For obvious commercial reasons, many manufacturers of IOT products would like us to use their own proprietary solutions, often relying on their own control APPS and cloud-based storage/control. Some folk don’t trust cloud-based solutions (for a variety of reasons). Another issue is that every manufacturer seems to have their reasons why you should use THEIR cloud solution. I’m happiest with local control (Tasmota most of the time for ESP8266 – and using Node-Red on a Raspberry Pi for my central controller).
Tasmota started off as an alternative to control Itead Sonoff and other boards, something you could (can) freely download and “flash ” onto said boards and then either control your devices via simple web commands or something like MQTT. There are other solutions: “Espurna” comes to mind as well as “ESP-GO”. The latter is covered extensively in this blog and I spent many months developing this with help from Aidan Ruff and others.
Recently, Tasmota has been coming on in leaps and bounds and is now THE dominant alternative IOT (ESP82666)vdevice firmware as it now supports a WIDE variety of IOT WIFI-controlled devices not to mention Zigbee and features which are growing constantly.
SO, here we are, Tasmota can be installed on, for just one example, Itead Sonoff BASIC (110v-220v power control) boards and used to control them over WIFI, even adding lots of different sensors for the more ambitious. In my case this is all controlled centrally using a Raspberry Pi running Node-Red and MQTT protocol. Others may prefer to control devices directly via a browser as the Tasmota WebUI is in fact excellent. What’s new? Well, Tasmota now offers support for a LOT of devices, has a NICE interface as well as TASMOTA DEVICE MANAGER (TDM), a new website putting it all together, TASMOTIZER, software to easily FLASH (program) boards with Tasmota – and it is all getting easier by the day. And NOW we have TasUI – lovely.

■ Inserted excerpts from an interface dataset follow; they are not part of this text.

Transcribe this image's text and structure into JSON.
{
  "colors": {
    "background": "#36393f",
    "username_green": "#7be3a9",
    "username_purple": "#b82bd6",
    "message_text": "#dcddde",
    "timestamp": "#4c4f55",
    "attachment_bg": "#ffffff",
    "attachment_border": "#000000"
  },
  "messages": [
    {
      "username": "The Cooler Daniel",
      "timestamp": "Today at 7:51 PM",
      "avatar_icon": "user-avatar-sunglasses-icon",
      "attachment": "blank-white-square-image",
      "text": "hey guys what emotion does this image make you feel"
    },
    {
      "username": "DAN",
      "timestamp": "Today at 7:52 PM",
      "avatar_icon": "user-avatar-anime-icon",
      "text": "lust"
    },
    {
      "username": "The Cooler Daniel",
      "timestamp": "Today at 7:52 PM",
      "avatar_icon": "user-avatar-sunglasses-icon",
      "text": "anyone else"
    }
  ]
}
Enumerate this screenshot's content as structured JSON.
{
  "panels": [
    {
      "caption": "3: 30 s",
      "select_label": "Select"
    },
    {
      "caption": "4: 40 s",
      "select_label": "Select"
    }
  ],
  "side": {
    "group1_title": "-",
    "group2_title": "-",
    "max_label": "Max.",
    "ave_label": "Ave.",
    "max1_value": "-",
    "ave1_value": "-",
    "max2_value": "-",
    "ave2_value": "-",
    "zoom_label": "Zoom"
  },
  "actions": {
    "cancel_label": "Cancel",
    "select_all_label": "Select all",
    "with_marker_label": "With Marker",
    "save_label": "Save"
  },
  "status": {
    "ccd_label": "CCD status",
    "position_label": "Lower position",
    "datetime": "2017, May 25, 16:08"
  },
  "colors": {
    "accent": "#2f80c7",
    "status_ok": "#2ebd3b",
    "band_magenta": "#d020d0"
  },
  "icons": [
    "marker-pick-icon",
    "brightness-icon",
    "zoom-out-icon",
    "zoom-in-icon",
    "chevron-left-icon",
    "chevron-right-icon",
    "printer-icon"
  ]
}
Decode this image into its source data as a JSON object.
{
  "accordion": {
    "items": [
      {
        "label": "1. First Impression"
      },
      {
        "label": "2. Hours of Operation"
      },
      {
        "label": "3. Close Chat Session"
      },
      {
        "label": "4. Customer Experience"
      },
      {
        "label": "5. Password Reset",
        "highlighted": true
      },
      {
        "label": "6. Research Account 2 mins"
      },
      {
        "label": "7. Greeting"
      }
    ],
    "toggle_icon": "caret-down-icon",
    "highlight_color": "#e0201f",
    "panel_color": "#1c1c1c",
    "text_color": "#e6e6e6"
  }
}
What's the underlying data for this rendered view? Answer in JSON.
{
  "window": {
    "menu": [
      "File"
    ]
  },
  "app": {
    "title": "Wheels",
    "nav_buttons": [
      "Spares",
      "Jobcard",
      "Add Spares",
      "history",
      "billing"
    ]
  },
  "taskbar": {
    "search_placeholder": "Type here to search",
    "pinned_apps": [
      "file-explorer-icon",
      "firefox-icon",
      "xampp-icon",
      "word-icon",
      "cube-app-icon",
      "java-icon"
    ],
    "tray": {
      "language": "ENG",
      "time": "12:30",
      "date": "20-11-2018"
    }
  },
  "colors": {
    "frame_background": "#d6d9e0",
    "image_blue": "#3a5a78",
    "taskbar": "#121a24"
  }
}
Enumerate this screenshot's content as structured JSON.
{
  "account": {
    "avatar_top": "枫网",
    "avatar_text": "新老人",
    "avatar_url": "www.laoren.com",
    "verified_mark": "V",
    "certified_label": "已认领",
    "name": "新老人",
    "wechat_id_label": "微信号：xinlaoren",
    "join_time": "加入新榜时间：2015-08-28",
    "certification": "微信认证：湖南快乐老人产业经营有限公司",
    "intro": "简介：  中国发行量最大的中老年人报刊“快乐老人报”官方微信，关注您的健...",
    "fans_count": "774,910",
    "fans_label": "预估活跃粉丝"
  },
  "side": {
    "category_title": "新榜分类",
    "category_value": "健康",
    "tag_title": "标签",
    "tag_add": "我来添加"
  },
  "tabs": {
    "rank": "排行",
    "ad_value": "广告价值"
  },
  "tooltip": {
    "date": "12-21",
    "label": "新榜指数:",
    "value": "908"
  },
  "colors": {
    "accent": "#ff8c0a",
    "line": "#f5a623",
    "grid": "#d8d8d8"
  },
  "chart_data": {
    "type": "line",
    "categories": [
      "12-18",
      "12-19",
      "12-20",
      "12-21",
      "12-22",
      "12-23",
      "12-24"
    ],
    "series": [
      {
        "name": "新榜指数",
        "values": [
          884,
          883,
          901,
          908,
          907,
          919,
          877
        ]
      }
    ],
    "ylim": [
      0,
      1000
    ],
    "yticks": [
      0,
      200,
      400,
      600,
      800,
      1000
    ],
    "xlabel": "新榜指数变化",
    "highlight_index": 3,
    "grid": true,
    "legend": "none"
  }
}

Flashing (reprogramming) IOT boards is nothing new and started back in the dark ages with various attempts at Python language code (more familiar perhaps to Linux rather than Windows users) – Tasmotizer is now available as a Windows .EXE file as is TDM. A fellow who goes by the name of Faziaty on “Discord” and Jziolkowski on Github is, it would seem, responsible for both Tasmotizer and TDM.
Tasmota supports up to two access points and for this I’ll point you to the docs referred to above and in particular the “AP” and “SSID” commands.
Tasmota is easy to install on various devices using (in some cases TUYA-CONVERT or a serial convertor (FTDI) and is also easily upgradeable “LIVE” via OTA – I have many devices, some hidden away in the loft, some in another country – all of which I can now safely update while they are running using TDM – which in my case runs on Windows 10.
Talking of devices in another country – especially one with less than perfect electric power – you should be aware in the Tasmota commands referred to above – SETOPTION commands… “setoption 13 1” disables special button tricks like long press and double press – always do that (once only, non-volatile) if you don’t NEED that. Another non-volatile command “SETOPTION65 1” – set this once a controller is in place and working – the option defaults to 0 to get you out of a jam if you tend to mess up passw ords etc, but can also result in Tasmota returning to default settings after repeated power cycling. Set “SETOPTION65 1” to STOP this from happening.
Backups – this is still in progress you might like to check it out.